(Data about app and page elements)
■ ■ ■ ■

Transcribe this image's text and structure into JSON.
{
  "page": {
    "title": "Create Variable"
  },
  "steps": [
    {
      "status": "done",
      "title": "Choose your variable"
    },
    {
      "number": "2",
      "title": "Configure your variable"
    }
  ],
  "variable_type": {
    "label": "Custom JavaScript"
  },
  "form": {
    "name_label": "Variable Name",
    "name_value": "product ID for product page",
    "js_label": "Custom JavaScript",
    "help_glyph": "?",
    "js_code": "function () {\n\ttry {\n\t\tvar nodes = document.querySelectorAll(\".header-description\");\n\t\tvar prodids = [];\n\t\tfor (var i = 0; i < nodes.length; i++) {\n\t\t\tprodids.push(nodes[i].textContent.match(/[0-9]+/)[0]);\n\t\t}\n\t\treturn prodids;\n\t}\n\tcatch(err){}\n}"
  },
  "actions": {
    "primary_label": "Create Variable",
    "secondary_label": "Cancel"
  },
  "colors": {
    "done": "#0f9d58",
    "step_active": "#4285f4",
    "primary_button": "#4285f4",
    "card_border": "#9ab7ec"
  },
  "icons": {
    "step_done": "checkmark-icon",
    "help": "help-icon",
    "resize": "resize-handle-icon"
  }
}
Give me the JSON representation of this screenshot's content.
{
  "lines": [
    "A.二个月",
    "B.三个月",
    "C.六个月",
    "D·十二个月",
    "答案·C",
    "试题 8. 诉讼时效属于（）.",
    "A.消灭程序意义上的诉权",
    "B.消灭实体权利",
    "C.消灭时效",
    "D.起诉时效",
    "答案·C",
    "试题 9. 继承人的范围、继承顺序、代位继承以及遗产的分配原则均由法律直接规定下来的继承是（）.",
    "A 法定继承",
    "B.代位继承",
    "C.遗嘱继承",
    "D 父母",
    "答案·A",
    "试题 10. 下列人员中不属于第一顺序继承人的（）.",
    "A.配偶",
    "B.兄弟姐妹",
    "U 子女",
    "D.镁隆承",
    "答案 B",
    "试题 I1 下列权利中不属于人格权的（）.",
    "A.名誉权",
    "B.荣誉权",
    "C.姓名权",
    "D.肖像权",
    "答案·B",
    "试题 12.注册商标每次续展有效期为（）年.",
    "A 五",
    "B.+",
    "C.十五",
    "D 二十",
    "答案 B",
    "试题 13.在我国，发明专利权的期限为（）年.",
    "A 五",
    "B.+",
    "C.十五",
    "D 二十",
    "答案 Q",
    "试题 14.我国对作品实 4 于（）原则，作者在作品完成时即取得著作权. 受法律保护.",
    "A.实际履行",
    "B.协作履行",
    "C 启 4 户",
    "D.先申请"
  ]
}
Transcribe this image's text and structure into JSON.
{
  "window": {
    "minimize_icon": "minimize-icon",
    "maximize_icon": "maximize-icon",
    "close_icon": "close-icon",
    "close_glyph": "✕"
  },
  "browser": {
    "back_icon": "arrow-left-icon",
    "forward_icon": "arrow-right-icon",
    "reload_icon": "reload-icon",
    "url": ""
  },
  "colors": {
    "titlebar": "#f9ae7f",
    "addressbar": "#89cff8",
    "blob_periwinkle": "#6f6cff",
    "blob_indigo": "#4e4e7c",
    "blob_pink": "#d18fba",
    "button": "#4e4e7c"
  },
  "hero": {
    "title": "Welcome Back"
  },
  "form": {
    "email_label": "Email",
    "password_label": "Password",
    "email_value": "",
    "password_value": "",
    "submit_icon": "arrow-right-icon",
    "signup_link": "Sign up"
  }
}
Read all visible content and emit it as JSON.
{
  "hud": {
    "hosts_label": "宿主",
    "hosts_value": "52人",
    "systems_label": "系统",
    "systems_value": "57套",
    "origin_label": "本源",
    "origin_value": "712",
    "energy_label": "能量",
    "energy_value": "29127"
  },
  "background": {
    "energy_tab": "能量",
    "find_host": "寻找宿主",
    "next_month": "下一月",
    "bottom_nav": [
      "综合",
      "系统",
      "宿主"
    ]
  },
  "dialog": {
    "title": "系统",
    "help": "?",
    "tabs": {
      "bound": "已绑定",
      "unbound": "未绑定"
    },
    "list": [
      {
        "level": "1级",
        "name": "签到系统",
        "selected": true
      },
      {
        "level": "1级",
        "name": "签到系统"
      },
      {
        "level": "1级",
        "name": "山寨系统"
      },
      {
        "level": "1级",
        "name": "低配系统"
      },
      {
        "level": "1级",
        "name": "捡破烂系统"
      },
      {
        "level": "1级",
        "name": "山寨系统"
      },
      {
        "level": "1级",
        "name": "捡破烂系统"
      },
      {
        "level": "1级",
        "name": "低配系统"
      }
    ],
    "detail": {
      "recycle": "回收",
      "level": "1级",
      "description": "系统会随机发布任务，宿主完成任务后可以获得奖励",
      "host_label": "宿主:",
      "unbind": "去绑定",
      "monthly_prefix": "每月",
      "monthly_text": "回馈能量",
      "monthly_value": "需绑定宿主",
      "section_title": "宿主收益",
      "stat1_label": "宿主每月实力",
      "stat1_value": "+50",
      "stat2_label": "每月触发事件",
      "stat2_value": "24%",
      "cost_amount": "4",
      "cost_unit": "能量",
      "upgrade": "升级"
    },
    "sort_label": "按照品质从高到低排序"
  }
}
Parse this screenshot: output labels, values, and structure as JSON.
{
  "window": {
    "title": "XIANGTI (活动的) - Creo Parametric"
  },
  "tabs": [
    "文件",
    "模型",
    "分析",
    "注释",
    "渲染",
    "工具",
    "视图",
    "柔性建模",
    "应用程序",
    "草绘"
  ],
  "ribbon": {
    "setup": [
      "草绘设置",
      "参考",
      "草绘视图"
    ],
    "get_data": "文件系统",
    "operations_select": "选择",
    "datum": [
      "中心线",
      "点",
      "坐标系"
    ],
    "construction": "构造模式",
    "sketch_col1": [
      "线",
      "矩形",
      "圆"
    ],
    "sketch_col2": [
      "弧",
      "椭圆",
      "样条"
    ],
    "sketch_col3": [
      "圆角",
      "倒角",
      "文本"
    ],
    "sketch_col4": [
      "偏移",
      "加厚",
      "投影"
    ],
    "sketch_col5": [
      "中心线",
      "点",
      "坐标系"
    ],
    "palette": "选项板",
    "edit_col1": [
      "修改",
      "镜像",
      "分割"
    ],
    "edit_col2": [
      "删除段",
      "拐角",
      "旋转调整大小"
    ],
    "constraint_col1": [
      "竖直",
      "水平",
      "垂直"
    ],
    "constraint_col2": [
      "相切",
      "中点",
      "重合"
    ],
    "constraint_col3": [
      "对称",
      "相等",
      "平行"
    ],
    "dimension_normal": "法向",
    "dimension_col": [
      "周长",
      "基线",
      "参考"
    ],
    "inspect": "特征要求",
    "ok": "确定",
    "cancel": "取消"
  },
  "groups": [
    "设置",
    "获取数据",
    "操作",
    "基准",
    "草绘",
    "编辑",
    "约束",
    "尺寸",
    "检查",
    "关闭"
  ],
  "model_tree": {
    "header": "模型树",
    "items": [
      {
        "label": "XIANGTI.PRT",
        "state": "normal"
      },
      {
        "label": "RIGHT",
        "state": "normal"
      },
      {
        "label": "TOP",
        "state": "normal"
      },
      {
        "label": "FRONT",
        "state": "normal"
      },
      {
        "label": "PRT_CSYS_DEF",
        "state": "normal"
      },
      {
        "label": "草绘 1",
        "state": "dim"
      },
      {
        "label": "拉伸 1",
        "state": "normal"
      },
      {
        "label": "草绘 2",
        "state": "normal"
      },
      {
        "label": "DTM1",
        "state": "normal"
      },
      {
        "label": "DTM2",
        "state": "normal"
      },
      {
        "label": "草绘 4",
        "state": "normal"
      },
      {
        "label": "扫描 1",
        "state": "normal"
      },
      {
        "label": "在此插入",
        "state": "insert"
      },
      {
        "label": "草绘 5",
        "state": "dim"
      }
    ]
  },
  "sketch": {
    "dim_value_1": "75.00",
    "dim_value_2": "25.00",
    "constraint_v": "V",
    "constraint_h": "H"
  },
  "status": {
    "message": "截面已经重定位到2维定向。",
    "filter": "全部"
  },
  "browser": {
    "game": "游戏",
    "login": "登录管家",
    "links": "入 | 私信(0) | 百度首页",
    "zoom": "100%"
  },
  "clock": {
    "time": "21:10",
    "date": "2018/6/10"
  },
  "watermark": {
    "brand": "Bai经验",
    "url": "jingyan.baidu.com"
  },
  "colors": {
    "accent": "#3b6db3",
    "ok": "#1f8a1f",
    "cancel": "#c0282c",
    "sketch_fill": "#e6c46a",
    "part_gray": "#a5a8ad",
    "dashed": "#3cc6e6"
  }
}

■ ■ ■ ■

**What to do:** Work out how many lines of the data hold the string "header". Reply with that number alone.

**Output for this exercise:** 2